The circumstances of the Collyer Brothers is a study in human behavior—it is stunning. I’ve wanted to read this one since it first came out, and found a copy at a used book store back in May, so I adopted it as the pile of books in my arms kept growing. I’m slowly making my way through this pile of books…
The one thing that made my brain itch was Doctorow’s breaking from the known facts of the Collyer Brothers—it is understood that writers are allowed liberties while writing about historical events, but when writing about real people—even in a fictionalized retelling—can be a bit touchy if the facts are tweaked off kilter. (Of course, I did research on the Collyer Brothers to satisfy my curiosity about the real them. The photographs of the Collyer house on 5th Avenue are very haunting.) The thing about people like them, there’s the “legend” or the mythology associated with their story—in every legend there’s a grain of truth—in a good portion of fiction, there are always grains of truth that have been harvested, but there is also the bending of truth—anything from the names have been changed to protect the innocent sort of stuff to extravagant exaggeration. With that said, it wasn’t a deal breaker for it was written from a fascinating point of view, so my brain itch got over itself and I enjoyed the reading journey as it prattled on at a decent clip, the immersion was complete and seductive. The story as Doctorow tells it is creepy and yet tender—an odd sensation—sensational, yet respectful, sympathetic.
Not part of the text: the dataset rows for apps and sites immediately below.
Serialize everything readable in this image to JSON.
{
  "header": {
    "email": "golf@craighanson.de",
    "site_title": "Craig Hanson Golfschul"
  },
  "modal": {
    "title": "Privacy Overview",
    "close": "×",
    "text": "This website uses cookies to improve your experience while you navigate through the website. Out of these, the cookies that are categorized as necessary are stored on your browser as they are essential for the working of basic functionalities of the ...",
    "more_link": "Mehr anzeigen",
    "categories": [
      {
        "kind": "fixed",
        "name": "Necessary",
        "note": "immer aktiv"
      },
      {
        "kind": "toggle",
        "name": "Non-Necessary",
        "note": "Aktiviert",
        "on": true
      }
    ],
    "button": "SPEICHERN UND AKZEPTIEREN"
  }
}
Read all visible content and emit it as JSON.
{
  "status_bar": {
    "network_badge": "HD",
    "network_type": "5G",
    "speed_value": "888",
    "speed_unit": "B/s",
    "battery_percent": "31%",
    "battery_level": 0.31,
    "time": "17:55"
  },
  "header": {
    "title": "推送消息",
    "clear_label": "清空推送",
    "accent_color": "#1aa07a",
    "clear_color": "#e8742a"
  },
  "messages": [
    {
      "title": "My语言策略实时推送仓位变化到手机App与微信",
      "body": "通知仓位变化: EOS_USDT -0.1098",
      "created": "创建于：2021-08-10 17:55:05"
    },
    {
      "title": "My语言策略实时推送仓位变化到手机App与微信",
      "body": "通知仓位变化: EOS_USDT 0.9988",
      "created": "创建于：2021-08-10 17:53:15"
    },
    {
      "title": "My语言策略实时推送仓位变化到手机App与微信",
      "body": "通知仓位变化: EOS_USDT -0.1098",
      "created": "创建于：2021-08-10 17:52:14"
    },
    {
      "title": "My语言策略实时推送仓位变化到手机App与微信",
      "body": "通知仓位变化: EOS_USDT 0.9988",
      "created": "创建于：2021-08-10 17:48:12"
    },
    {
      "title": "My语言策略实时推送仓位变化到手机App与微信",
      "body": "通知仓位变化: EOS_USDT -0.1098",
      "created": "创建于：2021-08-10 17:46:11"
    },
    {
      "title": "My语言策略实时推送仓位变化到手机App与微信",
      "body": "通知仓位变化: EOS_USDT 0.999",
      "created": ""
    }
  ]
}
The plethora of hoarding stories, such as crazy cat ladies and rat infested homes piled to the ceiling with bales of old newspapers, a maze through stacks of things like books or Cool Whip containers, and the assorted junk that might be useful in some way yet to be thought of has become a media fascination. There’s always that one eccentric in the town, the neighbor on the street, or the one person in the family that does that “something outside of normal” that causes everyone to perk up and take notice. The one’s who try to intervene often hit a brick wall of indignant noncompliance with a resolute “fuck off, it’s my house, my life.” For some of them it’s a lifestyle that’s gone awry or life just becoming overwhelming after a crisis of loss or the decline of health—there are many reasons why things like this happen, the psychology is interesting—what went wrong to have things get so far out of hand? We are all fragile in that way—it really doesn’t take much to topple the most normal of us—the us who should “know better”—and then there are people who just don’t “know better” and behave according to their experience. The Collyer’s knew better—then things changed.
For years, I’ve passed by a house on my way to work and have noticed the changes that have taken place there—the garage door that is left open just enough to allow the family cat to come and go seems to have a great deal of clutter formed just inside that opening. I’ve seen the cat sitting in the driveway, contemplating the gap as if it is 1) listening for a mouse; or 2) Kitty is thinking, “I can’t find my food dish, this place sucks.”
There are other stories that I can tell, but I will save them for another time…
The “how come” part is puzzling at best, but yet understandable as one accumulates things during one’s lifetime and then must find a “home” for these things after a trip to the bookstore or the antique shop or the beach if one enjoys collecting pretty stones. I am a collector of things. Lately, I feel sad when going into antique shops and used bookstores—looking over the former contents of other people’s homes—I have felt the urge to call my acquisitions “adoptions” as I empathize with the history of an object—thinking of the person who once, received it, held it in their hands, dusted it, and revered it. One will especially understand this after clearing out the home of deceased parents, now that I’m absorbing the heirlooms and family related ephemera that should be kept in the family, I am personally feeling overwhelmed by things and the associated memories of those things and then the creation of new meanings for those things. Incorporating these things into my own accumulation has been challenging—I’m contemplating new storage options and the eventual renovation of our attic space to take on the overflow of dimensional memories. I light-heartedly joke with our son—“Someday all of this will be yours—the pretty stones, just throw them out into the garden. Beyond that, you’re going to have one hell of an auction someday.”
From pages 207-208:
There are moments when I cannot bear this unremitting consciousness. It knows only itself. The images of things are not the things in themselves. Awake, I am in a continuum with my dreams…My memories are pale I prevail upon them again and again. They become more and more ghostly. I fear nothing so much as losing them altogether and having only my blank endless mind to live in. If I could go crazy, if I could will that on myself, I might not know how badly off I am, how awful is this awareness that is irremediably aware of itself. With only the touch of my brother’s hand to know that I am not alone.